-- Exercise data follows --

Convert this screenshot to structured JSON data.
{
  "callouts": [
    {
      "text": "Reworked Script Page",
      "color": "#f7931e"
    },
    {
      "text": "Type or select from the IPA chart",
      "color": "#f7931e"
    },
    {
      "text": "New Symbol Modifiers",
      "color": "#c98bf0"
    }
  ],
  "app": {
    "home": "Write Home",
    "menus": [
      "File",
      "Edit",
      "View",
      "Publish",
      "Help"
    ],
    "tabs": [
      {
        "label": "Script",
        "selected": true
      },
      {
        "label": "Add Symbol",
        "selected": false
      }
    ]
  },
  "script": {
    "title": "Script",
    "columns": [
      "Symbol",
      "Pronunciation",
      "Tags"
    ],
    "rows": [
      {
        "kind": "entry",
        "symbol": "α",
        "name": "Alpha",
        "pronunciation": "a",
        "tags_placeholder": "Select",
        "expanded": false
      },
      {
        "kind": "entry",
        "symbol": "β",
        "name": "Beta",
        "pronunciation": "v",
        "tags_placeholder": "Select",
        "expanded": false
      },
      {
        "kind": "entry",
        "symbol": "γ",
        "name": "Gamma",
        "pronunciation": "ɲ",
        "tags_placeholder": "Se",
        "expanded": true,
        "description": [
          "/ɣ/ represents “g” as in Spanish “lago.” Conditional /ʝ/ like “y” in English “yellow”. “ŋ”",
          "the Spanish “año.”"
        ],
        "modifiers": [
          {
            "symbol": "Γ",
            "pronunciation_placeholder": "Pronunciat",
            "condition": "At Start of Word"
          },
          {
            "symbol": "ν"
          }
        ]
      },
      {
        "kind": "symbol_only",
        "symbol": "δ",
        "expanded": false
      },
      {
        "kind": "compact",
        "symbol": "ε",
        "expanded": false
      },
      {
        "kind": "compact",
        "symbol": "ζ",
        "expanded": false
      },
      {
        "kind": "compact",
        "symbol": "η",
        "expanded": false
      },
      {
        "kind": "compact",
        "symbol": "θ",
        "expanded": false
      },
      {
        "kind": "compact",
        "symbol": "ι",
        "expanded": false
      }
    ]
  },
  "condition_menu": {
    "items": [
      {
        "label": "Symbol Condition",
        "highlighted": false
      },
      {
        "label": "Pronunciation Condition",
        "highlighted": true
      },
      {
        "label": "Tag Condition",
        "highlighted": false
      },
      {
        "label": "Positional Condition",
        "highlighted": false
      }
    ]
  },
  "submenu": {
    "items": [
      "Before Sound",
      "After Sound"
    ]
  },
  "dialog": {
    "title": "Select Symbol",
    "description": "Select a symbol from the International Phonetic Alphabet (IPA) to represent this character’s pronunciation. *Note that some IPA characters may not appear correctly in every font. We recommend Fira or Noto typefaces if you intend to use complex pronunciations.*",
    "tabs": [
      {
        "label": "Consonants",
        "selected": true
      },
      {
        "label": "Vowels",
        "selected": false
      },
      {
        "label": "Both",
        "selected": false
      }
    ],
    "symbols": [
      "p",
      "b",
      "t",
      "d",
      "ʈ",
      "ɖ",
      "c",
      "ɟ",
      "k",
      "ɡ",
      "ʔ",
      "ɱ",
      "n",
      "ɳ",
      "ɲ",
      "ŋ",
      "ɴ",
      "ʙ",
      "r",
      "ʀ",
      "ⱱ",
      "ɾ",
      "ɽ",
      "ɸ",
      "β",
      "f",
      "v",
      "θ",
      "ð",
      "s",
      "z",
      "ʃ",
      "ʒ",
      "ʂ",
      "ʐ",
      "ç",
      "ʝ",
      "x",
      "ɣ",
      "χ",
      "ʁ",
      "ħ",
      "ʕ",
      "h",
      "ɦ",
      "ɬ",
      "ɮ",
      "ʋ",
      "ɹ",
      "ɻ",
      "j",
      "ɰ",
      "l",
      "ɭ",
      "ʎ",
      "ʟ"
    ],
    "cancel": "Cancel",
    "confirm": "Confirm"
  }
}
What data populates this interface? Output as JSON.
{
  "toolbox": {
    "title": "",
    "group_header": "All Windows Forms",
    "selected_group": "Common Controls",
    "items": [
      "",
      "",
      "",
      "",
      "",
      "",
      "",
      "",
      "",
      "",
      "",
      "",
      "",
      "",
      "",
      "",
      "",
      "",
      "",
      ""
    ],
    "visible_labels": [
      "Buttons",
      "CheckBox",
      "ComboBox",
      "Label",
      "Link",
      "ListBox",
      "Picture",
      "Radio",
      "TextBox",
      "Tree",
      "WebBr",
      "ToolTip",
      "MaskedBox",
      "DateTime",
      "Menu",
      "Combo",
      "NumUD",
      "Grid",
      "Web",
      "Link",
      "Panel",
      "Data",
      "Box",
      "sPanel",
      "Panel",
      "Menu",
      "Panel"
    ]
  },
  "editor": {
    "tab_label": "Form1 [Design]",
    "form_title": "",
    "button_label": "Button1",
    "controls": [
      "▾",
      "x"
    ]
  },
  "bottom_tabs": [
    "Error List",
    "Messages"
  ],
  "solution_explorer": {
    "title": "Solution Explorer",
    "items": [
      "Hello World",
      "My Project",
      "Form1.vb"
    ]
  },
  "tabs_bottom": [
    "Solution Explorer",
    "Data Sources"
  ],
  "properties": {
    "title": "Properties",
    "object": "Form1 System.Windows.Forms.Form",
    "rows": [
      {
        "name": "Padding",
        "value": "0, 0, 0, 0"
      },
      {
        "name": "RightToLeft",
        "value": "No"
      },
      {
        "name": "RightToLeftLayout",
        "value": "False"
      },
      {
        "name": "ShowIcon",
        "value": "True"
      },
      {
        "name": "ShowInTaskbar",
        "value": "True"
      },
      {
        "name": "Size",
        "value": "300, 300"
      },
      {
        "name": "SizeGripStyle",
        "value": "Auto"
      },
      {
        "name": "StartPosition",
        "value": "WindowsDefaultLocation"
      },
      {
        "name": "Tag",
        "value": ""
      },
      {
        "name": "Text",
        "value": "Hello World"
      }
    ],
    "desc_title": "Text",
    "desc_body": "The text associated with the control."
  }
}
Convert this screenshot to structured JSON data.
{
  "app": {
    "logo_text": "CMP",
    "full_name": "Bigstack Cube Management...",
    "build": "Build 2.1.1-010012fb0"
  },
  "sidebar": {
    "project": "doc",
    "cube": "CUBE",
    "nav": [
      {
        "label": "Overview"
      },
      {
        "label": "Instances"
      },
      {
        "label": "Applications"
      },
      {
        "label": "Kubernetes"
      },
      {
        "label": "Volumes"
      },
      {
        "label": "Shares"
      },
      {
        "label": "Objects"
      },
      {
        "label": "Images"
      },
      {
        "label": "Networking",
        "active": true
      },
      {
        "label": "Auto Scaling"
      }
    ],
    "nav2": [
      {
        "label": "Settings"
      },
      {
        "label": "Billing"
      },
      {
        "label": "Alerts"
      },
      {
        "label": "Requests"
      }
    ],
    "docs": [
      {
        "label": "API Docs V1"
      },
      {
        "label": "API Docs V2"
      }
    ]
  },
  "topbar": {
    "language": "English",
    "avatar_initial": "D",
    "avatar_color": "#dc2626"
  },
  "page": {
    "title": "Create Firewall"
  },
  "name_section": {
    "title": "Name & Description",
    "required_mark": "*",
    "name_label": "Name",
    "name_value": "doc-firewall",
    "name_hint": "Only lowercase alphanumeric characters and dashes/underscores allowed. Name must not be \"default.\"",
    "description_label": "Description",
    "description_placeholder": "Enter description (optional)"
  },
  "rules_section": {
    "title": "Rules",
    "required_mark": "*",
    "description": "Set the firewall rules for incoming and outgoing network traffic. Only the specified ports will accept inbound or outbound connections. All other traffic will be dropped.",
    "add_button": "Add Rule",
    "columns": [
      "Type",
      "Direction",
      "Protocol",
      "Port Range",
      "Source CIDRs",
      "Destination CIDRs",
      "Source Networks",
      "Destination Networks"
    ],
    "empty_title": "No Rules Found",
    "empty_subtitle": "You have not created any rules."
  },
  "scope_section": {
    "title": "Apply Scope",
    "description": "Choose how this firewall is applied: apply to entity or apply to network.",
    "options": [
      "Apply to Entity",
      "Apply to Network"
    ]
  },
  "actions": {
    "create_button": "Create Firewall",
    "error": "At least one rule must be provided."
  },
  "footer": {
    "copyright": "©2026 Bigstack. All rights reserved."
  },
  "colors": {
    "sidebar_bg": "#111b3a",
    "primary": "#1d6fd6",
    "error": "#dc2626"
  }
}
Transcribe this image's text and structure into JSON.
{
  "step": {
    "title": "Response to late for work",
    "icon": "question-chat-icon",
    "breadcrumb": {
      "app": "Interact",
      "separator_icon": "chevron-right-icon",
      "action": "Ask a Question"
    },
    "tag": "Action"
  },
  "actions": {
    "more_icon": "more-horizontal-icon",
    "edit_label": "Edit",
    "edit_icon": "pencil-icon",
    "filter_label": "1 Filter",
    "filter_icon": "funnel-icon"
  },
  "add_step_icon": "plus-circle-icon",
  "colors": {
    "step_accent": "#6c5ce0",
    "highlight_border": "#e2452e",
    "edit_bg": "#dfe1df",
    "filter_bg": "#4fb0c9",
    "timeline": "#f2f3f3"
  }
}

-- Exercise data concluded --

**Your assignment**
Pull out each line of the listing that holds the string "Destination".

**Your solution**
      "Destination CIDRs",
      "Destination Networks"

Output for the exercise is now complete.